For her part, Taylor says she's most concerned that trans women of color across the country daily face discrimination like that she says she experienced from the Drury Inn staff and West Des Moines police officers. She explains to The Advocate that the activist response to her case has felt "very empowering," and that she hopes to speak out about racism and transphobia on radio and television news programs to raise even more awareness.

Taylor adds that it's clear her recent ordeal could have been avoided had hotel staff and police not assumed she was engaged in criminal activity simply because she was a trans woman of color. "For a second, I didn't even think this stuff was still going on, and I thought that we [as a society] was changing," she reflects. "To witness that [we haven't] was a really big eye-opener."

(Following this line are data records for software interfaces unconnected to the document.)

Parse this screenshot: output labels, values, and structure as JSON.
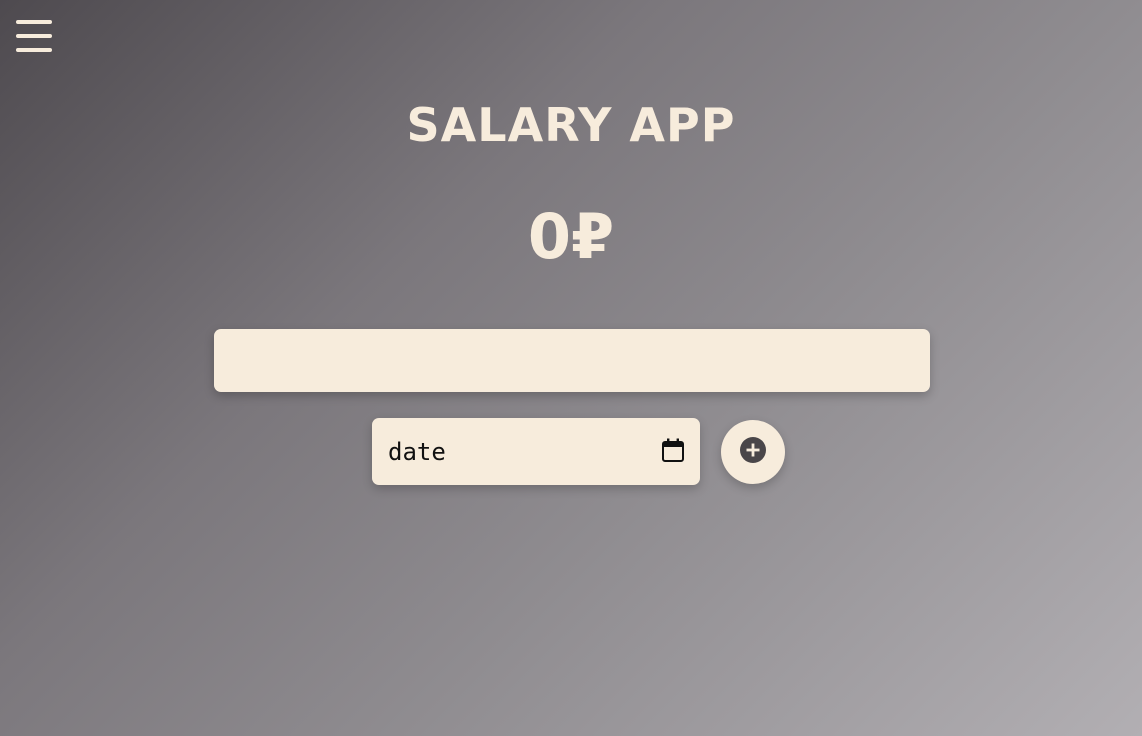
{
  "header": {
    "menu_icon": "hamburger-menu-icon",
    "title": "SALARY APP"
  },
  "balance": {
    "display": "0₽"
  },
  "form": {
    "amount_value": "",
    "date_label": "date",
    "calendar_icon": "calendar-icon",
    "add_icon": "plus-circle-icon"
  },
  "colors": {
    "panel": "#f7ecdc",
    "text_light": "#f7ecdc",
    "icon_dark": "#4a4649"
  }
}
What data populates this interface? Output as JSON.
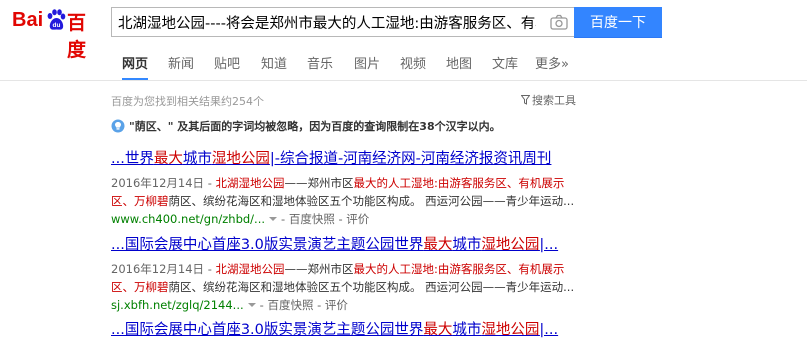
{
  "logo": {
    "text_en": "Bai",
    "text_cn": "百度"
  },
  "search": {
    "query": "北湖湿地公园----将会是郑州市最大的人工湿地:由游客服务区、有机展示",
    "button_label": "百度一下"
  },
  "nav": {
    "items": [
      "网页",
      "新闻",
      "贴吧",
      "知道",
      "音乐",
      "图片",
      "视频",
      "地图",
      "文库",
      "更多»"
    ],
    "active": "网页"
  },
  "stats": {
    "text": "百度为您找到相关结果约254个"
  },
  "tools": {
    "label": "搜索工具"
  },
  "notice": {
    "text": "\"荫区、\" 及其后面的字词均被忽略，因为百度的查询限制在38个汉字以内。"
  },
  "results": [
    {
      "title_parts": [
        "...世界",
        "最大",
        "城市",
        "湿地公园",
        "|-综合报道-河南经济网-河南经济报资讯周刊"
      ],
      "date": "2016年12月14日 - ",
      "abs_parts": [
        "北湖湿地公园",
        "——郑州市区",
        "最大的人工湿地:由游客服务区、有机展示区、",
        "万柳碧",
        "荫区、缤纷花海区和湿地体验区五个功能区构成。 西运河公园——青少年运动..."
      ],
      "url": "www.ch400.net/gn/zhbd/...",
      "snapshot": "百度快照",
      "evaluate": "评价"
    },
    {
      "title_parts": [
        "...国际会展中心首座3.0版实景演艺主题公园世界",
        "最大",
        "城市",
        "湿地公园",
        "|..."
      ],
      "date": "2016年12月14日 - ",
      "abs_parts": [
        "北湖湿地公园",
        "——郑州市区",
        "最大的人工湿地:由游客服务区、有机展示区、",
        "万柳碧",
        "荫区、缤纷花海区和湿地体验区五个功能区构成。 西运河公园——青少年运动..."
      ],
      "url": "sj.xbfh.net/zglq/2144...",
      "snapshot": "百度快照",
      "evaluate": "评价"
    },
    {
      "title_parts": [
        "...国际会展中心首座3.0版实景演艺主题公园世界",
        "最大",
        "城市",
        "湿地公园",
        "|..."
      ]
    }
  ],
  "colors": {
    "brand_red": "#e10602",
    "button_blue": "#3385ff",
    "link_blue": "#0000cc",
    "highlight_red": "#cc0000",
    "url_green": "#008000"
  },
  "icons": {
    "logo": "baidu-paw-icon",
    "camera": "camera-icon",
    "filter": "funnel-icon",
    "notice": "lightbulb-icon"
  }
}
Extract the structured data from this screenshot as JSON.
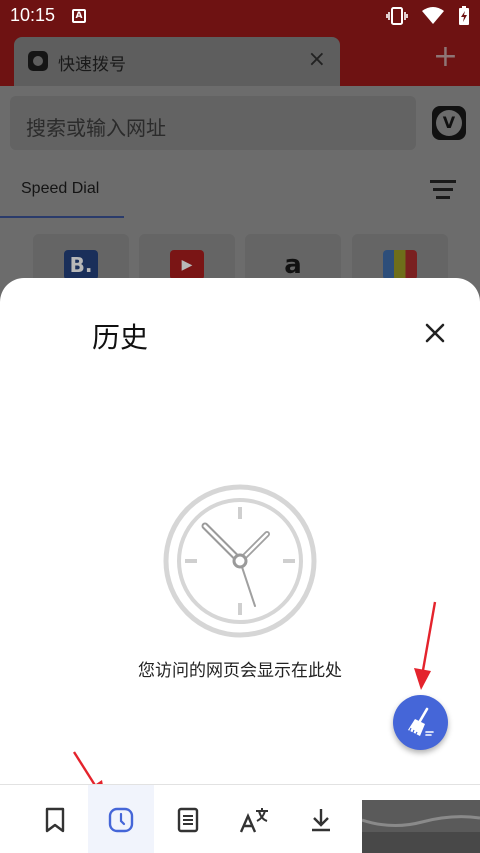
{
  "status_bar": {
    "time": "10:15",
    "notification_icon": "a-icon",
    "icons": [
      "vibrate-icon",
      "wifi-icon",
      "battery-icon"
    ]
  },
  "tab": {
    "title": "快速拨号",
    "close_symbol": "×",
    "new_tab_symbol": "+"
  },
  "url_bar": {
    "placeholder": "搜索或输入网址"
  },
  "speed_dial": {
    "label": "Speed Dial",
    "tiles": [
      {
        "name": "booking-tile",
        "glyph": "B.",
        "bg": "#1a2f5a",
        "fg": "#c8c8c8"
      },
      {
        "name": "youtube-tile",
        "glyph": "▶",
        "bg": "#7a1515",
        "fg": "#c8c8c8"
      },
      {
        "name": "amazon-tile",
        "glyph": "a",
        "bg": "transparent",
        "fg": "#111"
      },
      {
        "name": "shopping-tile",
        "glyph": "",
        "bg": "#2d4e7a",
        "fg": "#c8c8c8"
      }
    ]
  },
  "history_sheet": {
    "title": "历史",
    "empty_message": "您访问的网页会显示在此处"
  },
  "bottom_nav": {
    "items": [
      {
        "name": "bookmarks-nav-button",
        "icon": "bookmark-icon",
        "active": false
      },
      {
        "name": "history-nav-button",
        "icon": "history-clock-icon",
        "active": true
      },
      {
        "name": "notes-nav-button",
        "icon": "notes-icon",
        "active": false
      },
      {
        "name": "translate-nav-button",
        "icon": "translate-icon",
        "active": false
      },
      {
        "name": "downloads-nav-button",
        "icon": "download-icon",
        "active": false
      }
    ]
  },
  "colors": {
    "accent": "#4566d8",
    "annotation_red": "#e4232c",
    "header_red": "#6e1212"
  }
}
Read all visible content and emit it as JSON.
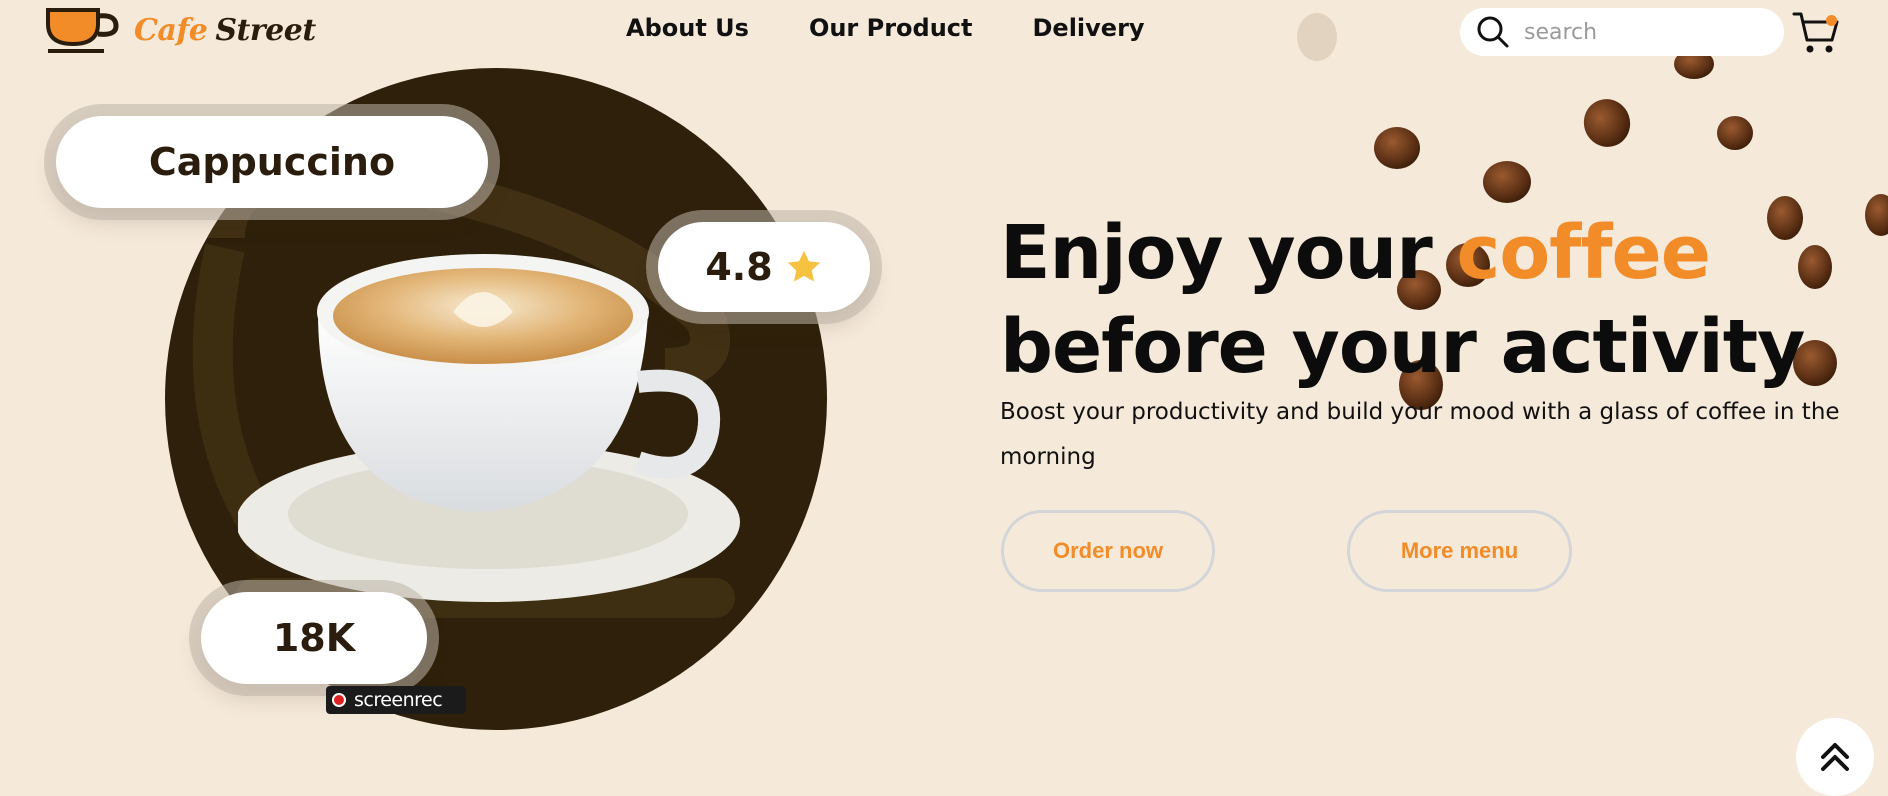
{
  "brand": {
    "word1": "Cafe",
    "word2": "Street"
  },
  "nav": {
    "items": [
      "About Us",
      "Our Product",
      "Delivery"
    ]
  },
  "search": {
    "placeholder": "search"
  },
  "hero": {
    "product_name": "Cappuccino",
    "rating": "4.8",
    "count": "18K",
    "headline_part1": "Enjoy your ",
    "headline_accent": "coffee",
    "headline_part2": "before your activity",
    "subtext": "Boost your productivity and build your mood with a glass of coffee in the morning",
    "order_label": "Order now",
    "menu_label": "More menu"
  },
  "watermark": {
    "label": "screenrec"
  },
  "colors": {
    "background": "#F5E9DA",
    "accent": "#F28C28",
    "dark_brown": "#2E200A",
    "star": "#F5C242"
  },
  "icons": {
    "logo": "coffee-cup-logo-icon",
    "search": "search-icon",
    "cart": "cart-icon",
    "rating": "star-icon",
    "scroll": "double-chevron-up-icon"
  }
}
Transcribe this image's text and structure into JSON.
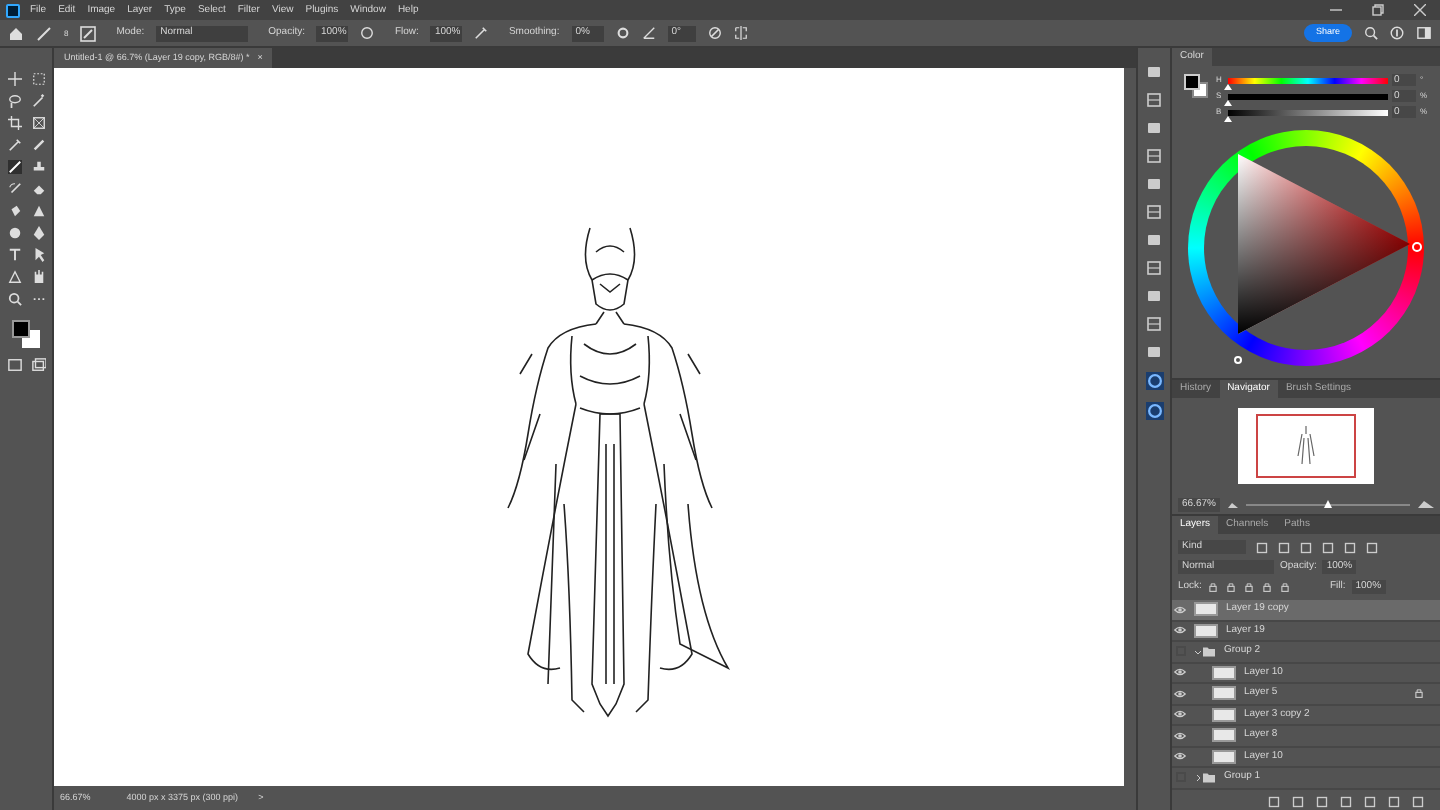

Though she says her everyday life is mostly "peaceful" now, Taylor does recall that when she first began her transition to living openly as a woman she faced prejudice regularly. And whenever she does face the occasional issue for being trans now, she says "it always comes from people that I have shown my ID to, who are supposed to be professional." She explains:
"You would think I would have more problems from people on the street, random boys or random people, and I don’t even have it from them. It’s coming from people who are supposed to be professional; it’s their job. Their workplace is supposed to be helpful to people, and they’re not. … A hotel is generally supposed to be the utmost, 1,000 percent hospitality. They’re supposed to make you feel at home. They’re supposed to do it at all costs. There’s no other job like [that]."
And, Taylor stresses, she's not the only one whose story needs airtime. She tells The Advocate she's witnessed the same treatment repeatedly towards other trans women of color around her, several of whom she proudly mentors. She recalls a particularly striking alleged incident at a Sheraton Hotel in Kansas City, Mo., in which a trans friend who was celebrating the Fourth of July with Taylor and a group of other trans women informed her, "The lady at the front desk kept calling us 'sir.'"

"I confronted [the receptionist] about it," Taylor says. "I said, 'Why would you call my girlfriends 'sir'? They don't look like 'sirs' at all." Taylor says the woman referred to her friend's ID, which was marked with a "male" birth name (which was actually a unisex name, Taylor notes) to justify the misgendering.
She warns other trans people to stay safe by being prepared to face transphobia when they travel, and be aware that despite recent gains in LGBT equality and visibility, prejudice persists.

And Taylor concludes with one last message she asks The Advocate to announce: a "big, public 'thank you'" to everyone who has supported her, from activists to Polk County Jail staff to the hundreds online who have donated and shared her story.

Images courtesy of Meagan Taylor.